- Cash or Accrual Basis Accounting-Which System is Better for the Law Firm, Frederick, T. C. (1983), Legal Econ., 9, 51. This paper investigates two accounting methods, cash and accrual basis accounting. It attempts to find out which of these methods is better suited to the needs of a law firm.
- Accrual versus cash-basis accounting methods: An agency-theoretic comparison, Kwon, Y. K. (1989), Journal of Accounting and Public Policy, 8(4), 267-281. This paper portrays systematically that accrual accounting is better that cash-basis accounting in an agency setting. It argues that accrual accounting information shows the overall impacts that managerial actions have on future cash flows than in cash flow realizations in any period.
- From cash to accrual budgeting and accounting in the public sector: The Dutch experience, Peter Van Der Hoek, M. (2005), Public Budgeting & Finance, 25(1), 32-45. This paper investigates how governments used to employ cash-based accounting systems together with input-based budgeting systems. It also recognizes how various governments are shifting to accrual-based accounting since the previous methods were proving it hard for them to operate efficiently and effectively.
- Is the move to accrual based accounting a real priority for public sector accounting, Wynne, A. (2007), Public Fund Digest, 6(1), 25-39. This article examines whether the shift to accrual-based accounting if a real option in public sector accounting.

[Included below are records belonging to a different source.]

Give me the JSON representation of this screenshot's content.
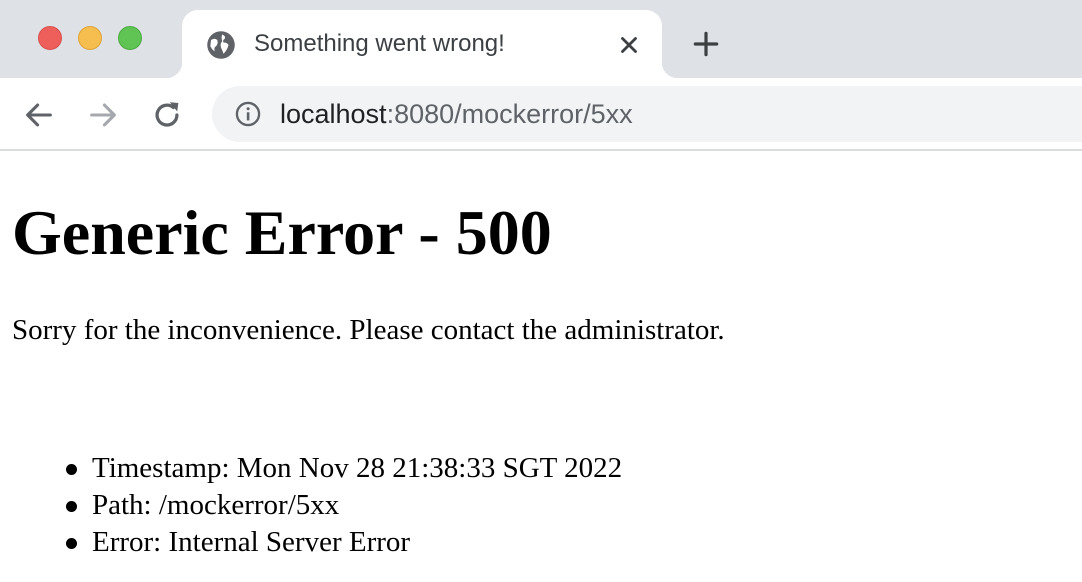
{
  "browser": {
    "tab": {
      "title": "Something went wrong!",
      "favicon": "globe-icon"
    },
    "new_tab_icon": "plus-icon",
    "toolbar": {
      "back_icon": "arrow-left-icon",
      "forward_icon": "arrow-right-icon",
      "reload_icon": "reload-icon",
      "site_info_icon": "info-icon",
      "url_host": "localhost",
      "url_rest": ":8080/mockerror/5xx"
    },
    "colors": {
      "tabstrip": "#dee1e6",
      "close_red": "#ee5f5b",
      "minimize_yellow": "#f6bd4f",
      "maximize_green": "#5fc454",
      "omnibox": "#f1f3f4"
    }
  },
  "page": {
    "heading": "Generic Error - 500",
    "message": "Sorry for the inconvenience. Please contact the administrator.",
    "details": [
      "Timestamp: Mon Nov 28 21:38:33 SGT 2022",
      "Path: /mockerror/5xx",
      "Error: Internal Server Error"
    ]
  }
}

- Financial transparency and corporate governance: you manage what you measure, Lowenstein, L. (1996), Columbia Law Review, 96(5), 1335-1362. This is an essay that acknowledges how corporate financial reporting in the United States is better than anywhere else and why it is contributing excellently to effective corporate governance and oversight.
- Economic incentives and the choice of state government accounting practices, Ingram, R. W. (1984), Journal of Accounting Research, 126-144. This paper generally elaborates on the economic incentives that accompany the choice of state accounting practices.

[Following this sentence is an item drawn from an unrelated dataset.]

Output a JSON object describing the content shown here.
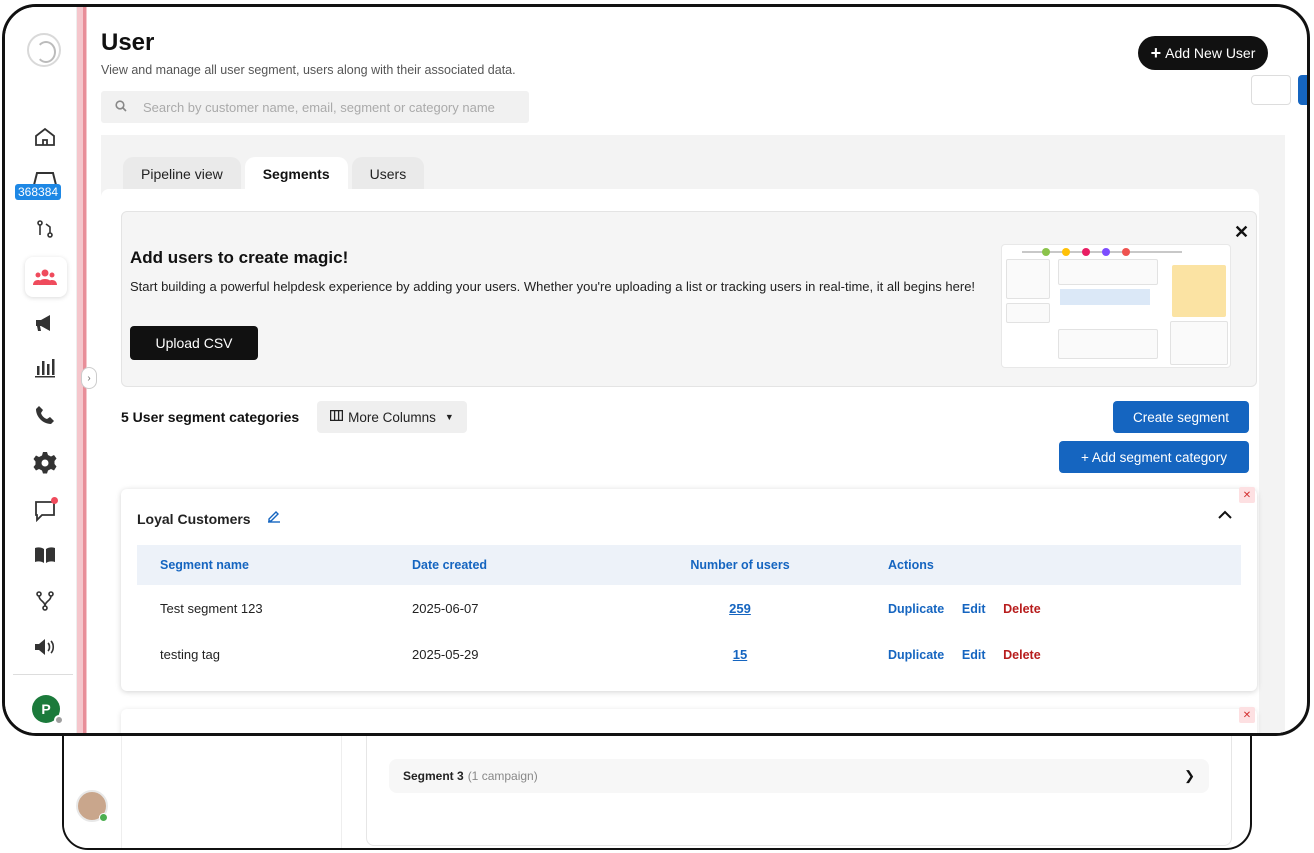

- Reshaping public sector accounting: an international comparative view, Pina, V., & Torres, L. (2003), Canadian Journal of Administrative Sciences/Revue Canadienne des Sciences de l’Administration, 20(4), 334-350. The purpose of this paper is studying the government accounting transformations that are carried out in the member countries of the Organization for Economic Coordination and Development (OECD) together with the European community. The study intends to take as its benchmark, the International Public Sector Accounting Standards (IPSAS).

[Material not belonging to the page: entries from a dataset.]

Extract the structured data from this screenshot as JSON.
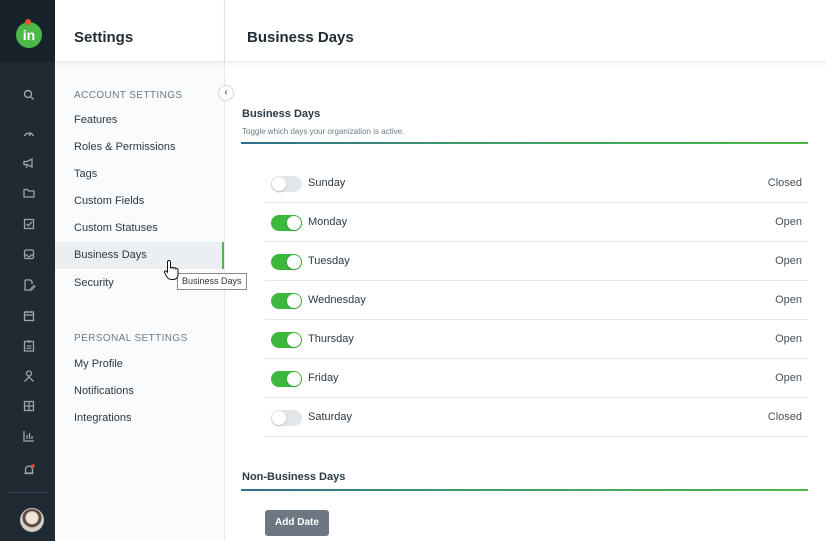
{
  "rail": {
    "logo_text": "in",
    "icons": [
      "search-icon",
      "dashboard-icon",
      "megaphone-icon",
      "folder-icon",
      "checkbox-icon",
      "inbox-icon",
      "document-edit-icon",
      "calendar-icon",
      "clipboard-icon",
      "person-icon",
      "grid-icon",
      "bar-chart-icon",
      "notification-icon"
    ]
  },
  "sidebar": {
    "title": "Settings",
    "account_label": "ACCOUNT SETTINGS",
    "account_items": [
      "Features",
      "Roles & Permissions",
      "Tags",
      "Custom Fields",
      "Custom Statuses",
      "Business Days",
      "Security"
    ],
    "personal_label": "PERSONAL SETTINGS",
    "personal_items": [
      "My Profile",
      "Notifications",
      "Integrations"
    ],
    "active_item": "Business Days"
  },
  "tooltip": "Business Days",
  "main": {
    "title": "Business Days",
    "section_title": "Business Days",
    "section_subtitle": "Toggle which days your organization is active.",
    "days": [
      {
        "name": "Sunday",
        "status": "Closed",
        "enabled": false
      },
      {
        "name": "Monday",
        "status": "Open",
        "enabled": true
      },
      {
        "name": "Tuesday",
        "status": "Open",
        "enabled": true
      },
      {
        "name": "Wednesday",
        "status": "Open",
        "enabled": true
      },
      {
        "name": "Thursday",
        "status": "Open",
        "enabled": true
      },
      {
        "name": "Friday",
        "status": "Open",
        "enabled": true
      },
      {
        "name": "Saturday",
        "status": "Closed",
        "enabled": false
      }
    ],
    "non_business_title": "Non-Business Days",
    "add_date_label": "Add Date"
  },
  "colors": {
    "rail_bg": "#1f2a33",
    "accent_green": "#4cb848",
    "toggle_on": "#3cb93c",
    "toggle_off": "#e4e7ea",
    "button_gray": "#6c7781"
  }
}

- Reporting public sector financial results, Hodges, R., & Mellett, H. (2003), Public Management Review, 5(1), 99-113. This article investigates the use of accrual-based accounting in the public sector. It gives examples sampled from the UK National Health Service of various situations in which the accrual system is seen as unsuitable.
- Earnings quality in UK private firms: comparative loss recognition timeliness, Ball, R., & Shivakumar, L. (2005), Journal of accounting and economics, 39(1), 83-128. This paper involves a hypothesis set to prove that private companies’ financial reporting has a lower quality than that of public companies because of different market demand regardless of the regulations. In support of this hypothesis, the paper has a large UK sample.
- Alternative information sources and information asymmetry reduction: Evidence from small business debt, Cassar, G., Ittner, C. D., & Cavalluzzo, K. S. (2015), Journal of Accounting and Economics, 59(2-3), 242-263. This paper examines if accrual-based accounting interacts with other information sources to ensure the reduction of information asymmetries that arise between small business borrowers and lenders to reduce the borrowers’ probability of loan denial and debt cost.